Teach Your Children
There is actually an international association of dental professionals who use eco-friendly methods.
It is called the Eco-Dentistry Association.And it offers six tips for improving dental health – and the environment.For a start, it recommends that children should start early.
It says dentistry is a healing experience and should not be traumatic. Trauma – and the fear of dental chairs and drills – is best prevented when one takes children to dental appointments at a young age.
Teach children to turn off the water while brushing the teeth.
Teenagers should try using night guards. These devices prevent damage caused by clenching and grinding related to stress.
Choose the night guard created by your dentist specific to the teenager’s bite. Be sure that it is not made of plastics potentially detrimental to the environment.
Select the appropriate mouthwash for children – the one that doesn’t contain alcohol. This is important because a tooth tonic or mouthwash should be introduced as a dental routine during the teenage years – and alcohol is certainly an ingredient that is not part of this.
Then try digital imaging. Although the technology is not so widespread in the Philippines, it is available and used in some clinics like Dr. Smile at The Podium in the Ortigas business center in Pasig and at SM North Edsa, The Annex, Lower Ground Level, Q.C.
These diagnostic images use less radiation than radiographs (also called X-rays). The digital images don’t degrade over time and are easily sent by e-mail to you, your dentists and other appropriate specialists.
And while we are dwelling on the topic of what’s the right dental care for our children, I will take this opportunity to offer a few advice for adults as well. Mind you, these recommendations come from no less than the American Dental Association.
Eating – and crunching ice cubes – is a favorite pastime, as if the cubes are part of the snacks as well. For that matter, include candy and popcorn that hasn’t popped, or any other hard chewables that should not be chewed or crunched.
This is a no-no habit as it can fracture teeth.
Clean teeth the right way. This is done by ridding of food debris the space between the gumline and the point where gum attaches to the tooth. Turn the toothbrush at a 45-degree angle in order for the bristles to reach out-of-the-way places.
Use dental floss in order to reach particularly deep pockets. Tie a single or double knot in the floss to reach food particles.
When flossing the back teeth, curve the thread around the tooth and push it underneath the gumline.
Change toothbrush regularly. A change is due when the outer bristles of the brush start to flare or look like overgrown bush instead of the straight lines they were on during first use.
Last but not least, stop smoking. Smoking is so destructive to teeth and gums that many gum specialists in the United States won’t even treat smokers with dental problems because they don’t respond well to treatment.

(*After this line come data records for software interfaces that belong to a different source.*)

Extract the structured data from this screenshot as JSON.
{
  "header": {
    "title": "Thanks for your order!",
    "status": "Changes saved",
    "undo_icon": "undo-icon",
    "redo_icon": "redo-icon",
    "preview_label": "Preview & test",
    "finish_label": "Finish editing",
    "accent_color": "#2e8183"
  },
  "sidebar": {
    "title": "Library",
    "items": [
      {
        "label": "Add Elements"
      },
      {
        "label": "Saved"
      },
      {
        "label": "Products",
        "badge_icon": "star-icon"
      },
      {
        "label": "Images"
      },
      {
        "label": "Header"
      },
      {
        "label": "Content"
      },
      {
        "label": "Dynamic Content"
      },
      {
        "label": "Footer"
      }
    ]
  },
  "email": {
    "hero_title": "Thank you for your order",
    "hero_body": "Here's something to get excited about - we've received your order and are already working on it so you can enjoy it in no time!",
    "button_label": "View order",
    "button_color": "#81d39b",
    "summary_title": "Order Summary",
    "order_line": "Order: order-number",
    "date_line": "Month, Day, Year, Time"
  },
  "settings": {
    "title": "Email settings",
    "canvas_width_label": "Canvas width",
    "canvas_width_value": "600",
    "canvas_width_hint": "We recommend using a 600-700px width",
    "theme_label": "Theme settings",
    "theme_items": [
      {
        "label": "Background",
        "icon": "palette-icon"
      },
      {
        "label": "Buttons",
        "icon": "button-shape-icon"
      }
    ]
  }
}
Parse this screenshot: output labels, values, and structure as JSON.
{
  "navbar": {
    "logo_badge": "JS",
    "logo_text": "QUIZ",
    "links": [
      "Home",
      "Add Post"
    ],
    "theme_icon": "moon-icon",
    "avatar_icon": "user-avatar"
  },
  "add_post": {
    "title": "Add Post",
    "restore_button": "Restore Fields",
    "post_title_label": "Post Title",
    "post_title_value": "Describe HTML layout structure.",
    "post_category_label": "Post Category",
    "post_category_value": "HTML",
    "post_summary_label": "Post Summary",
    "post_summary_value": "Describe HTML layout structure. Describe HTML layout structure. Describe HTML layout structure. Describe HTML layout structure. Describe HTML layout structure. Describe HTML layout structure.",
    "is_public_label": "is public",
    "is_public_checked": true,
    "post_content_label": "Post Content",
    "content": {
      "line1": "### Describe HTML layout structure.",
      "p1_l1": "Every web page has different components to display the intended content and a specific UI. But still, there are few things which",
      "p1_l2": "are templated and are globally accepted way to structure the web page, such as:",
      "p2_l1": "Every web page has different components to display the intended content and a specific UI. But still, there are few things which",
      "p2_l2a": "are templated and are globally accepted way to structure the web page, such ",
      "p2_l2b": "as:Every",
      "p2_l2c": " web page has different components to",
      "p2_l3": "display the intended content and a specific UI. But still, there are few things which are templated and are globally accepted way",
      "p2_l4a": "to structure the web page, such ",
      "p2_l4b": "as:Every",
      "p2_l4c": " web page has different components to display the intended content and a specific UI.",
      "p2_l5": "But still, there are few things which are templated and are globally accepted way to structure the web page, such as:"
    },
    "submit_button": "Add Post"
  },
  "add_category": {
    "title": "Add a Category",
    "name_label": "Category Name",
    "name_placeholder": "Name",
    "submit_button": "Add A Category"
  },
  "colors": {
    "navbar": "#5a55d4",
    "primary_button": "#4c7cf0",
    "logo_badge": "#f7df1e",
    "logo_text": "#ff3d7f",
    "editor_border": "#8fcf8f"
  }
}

For more information, visit the American Dental Association’s Web site: ada.org.
Dr. Joseph D. Lim is the Dean of the College of Dentistry, National University, President/CEO of Dr. Smile Dental Care & Laser Center and honorary fellow of the Asian Oral Implant Academy and the Japan College of Oral Implantologists. For questions on dental health, e-mail firstname.lastname@example.org or text 0917-8591515.